Oct 7, 2007

Pollepel Island Death Castle

We anchored out behind Pollepel Island on the Hudson River. There we found this cool castle. Our guide book said that tours of the island were given for $40, but most of the castle was off limits. So we just decided to take our dinghy ashore after the tour boats left. There was a camera, but it's power chord attached to a tree... The first obstacle we came to was a big caved in bridge. We had to walk through spooky dark rooms and woods to get to the other side of the castle. LeeAnn freaked out a little bit in the dark rooms. Mostly because of this pile of bones she stumbled over, I'm pretty sure they were deer bones....
That night after we left the island, the boat was sitting very strange in the water, sideways to the current. I thought ghosts might have been messing with us. I started thinking that maybe they would untie our anchor line or something. I laugh now, but staying there that windy night with the dark silhouette of the castle looming above was very spooking... Plus there was this scratching noise on the hull every couple of minutes, and someone nearby kept on screaming bloody murder.

Turns out Francis Bannerman VI purchased the island in 1900 for use as a storage facility for his growing surplus business. After the Spanish-American War Bannerman bought 90% of the US army surplus, including a large quantity of ammunition. Because his storeroom in New York City was not large enough, and to provide a safe location to store munitions, in the spring of 1901 he began to build an arsenal on Pollepel.
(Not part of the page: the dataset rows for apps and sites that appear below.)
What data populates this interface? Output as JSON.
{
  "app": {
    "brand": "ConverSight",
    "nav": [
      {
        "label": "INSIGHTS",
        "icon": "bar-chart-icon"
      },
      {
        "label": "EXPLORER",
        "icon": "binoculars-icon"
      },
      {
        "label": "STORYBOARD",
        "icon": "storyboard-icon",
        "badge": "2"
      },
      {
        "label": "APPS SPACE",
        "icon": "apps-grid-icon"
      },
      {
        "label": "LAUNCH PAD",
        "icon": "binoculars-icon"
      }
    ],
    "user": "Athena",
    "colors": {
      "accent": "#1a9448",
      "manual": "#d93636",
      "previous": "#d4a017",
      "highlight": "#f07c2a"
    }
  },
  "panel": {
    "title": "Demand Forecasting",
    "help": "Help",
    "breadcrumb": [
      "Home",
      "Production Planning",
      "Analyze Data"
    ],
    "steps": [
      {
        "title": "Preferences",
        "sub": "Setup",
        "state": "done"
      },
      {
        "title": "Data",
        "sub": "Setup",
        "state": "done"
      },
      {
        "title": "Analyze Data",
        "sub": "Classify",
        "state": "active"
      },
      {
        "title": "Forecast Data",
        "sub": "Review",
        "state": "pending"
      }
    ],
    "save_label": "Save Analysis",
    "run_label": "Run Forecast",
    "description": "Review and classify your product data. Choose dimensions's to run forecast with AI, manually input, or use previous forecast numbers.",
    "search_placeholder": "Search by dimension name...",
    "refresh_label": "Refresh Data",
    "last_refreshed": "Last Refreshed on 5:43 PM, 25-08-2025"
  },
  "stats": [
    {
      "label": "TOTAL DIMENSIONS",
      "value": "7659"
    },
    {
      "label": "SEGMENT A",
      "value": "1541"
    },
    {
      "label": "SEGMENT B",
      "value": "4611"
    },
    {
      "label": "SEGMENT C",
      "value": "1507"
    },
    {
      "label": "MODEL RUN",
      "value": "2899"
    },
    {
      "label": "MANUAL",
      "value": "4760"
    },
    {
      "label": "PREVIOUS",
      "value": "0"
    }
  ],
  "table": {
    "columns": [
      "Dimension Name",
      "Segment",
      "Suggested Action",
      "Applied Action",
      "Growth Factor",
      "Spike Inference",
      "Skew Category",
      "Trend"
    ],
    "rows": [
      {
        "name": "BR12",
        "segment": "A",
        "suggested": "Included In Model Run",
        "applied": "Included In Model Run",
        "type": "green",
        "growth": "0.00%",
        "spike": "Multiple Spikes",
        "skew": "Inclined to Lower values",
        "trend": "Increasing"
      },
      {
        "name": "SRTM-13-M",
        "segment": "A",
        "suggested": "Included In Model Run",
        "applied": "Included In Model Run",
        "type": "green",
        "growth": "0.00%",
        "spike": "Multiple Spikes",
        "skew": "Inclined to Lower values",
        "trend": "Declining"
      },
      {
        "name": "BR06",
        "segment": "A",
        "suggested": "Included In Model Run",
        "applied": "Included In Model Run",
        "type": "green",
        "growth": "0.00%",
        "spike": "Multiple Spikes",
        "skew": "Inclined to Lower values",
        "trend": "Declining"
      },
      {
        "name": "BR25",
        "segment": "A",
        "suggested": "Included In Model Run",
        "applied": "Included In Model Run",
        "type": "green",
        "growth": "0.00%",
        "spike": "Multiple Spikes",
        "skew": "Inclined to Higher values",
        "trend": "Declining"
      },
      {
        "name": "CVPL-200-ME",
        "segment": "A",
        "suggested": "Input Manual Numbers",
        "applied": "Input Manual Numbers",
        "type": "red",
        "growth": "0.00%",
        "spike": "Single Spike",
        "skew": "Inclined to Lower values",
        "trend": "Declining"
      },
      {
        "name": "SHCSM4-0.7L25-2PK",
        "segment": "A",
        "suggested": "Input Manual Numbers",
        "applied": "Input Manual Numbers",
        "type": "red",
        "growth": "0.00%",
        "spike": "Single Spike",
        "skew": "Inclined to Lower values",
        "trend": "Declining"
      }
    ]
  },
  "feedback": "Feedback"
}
Bannerman designed the buildings himself and let the constructors interpret the designs on their own. Most of the building were devoted to the storing the army surplus but Bannerman built another castle in a smaller scale on top of the island near the main structure as a residence, often using items from his surplus collection for decorative touches. The castle, clearly visible from the shore of the river, served as a giant advertisement for his business.

Construction ceased at Bannerman's death in 1918. In August 1920, 200 pounds of shells and powder exploded in an ancillary structure, destroying a portion of the complex. After the sinking of the ferryboat Pollepel, the Arsenal and island were essentially left vacant. The island and buildings were bought by New York State in 1967, after the old military merchandise had been removed tours of the island were given. On August 8th, 1969, fire devastated the Arsenal, and the roofs and floors were destroyed.


  1. Deer bones... on a small island in an old castle... doubt it. Drunken sailor bones more likely.

    Great pictures.

  2. You 2 crazy monkeys! Glad you're safe, and enjoying the sights.
    Thanks for the postcard..
    All is well in little ole' Sandy Creek.

  3. YOU are like an adventure guide!! I have to go with my big brother on this one.....no deer....nice thought for the moment though. Screams....hmmmmmmmm.....not much sleep I would imagine. Very very cool pics. LeeAnn looks amazing and so cute in the hat! XXOO Aunt Joni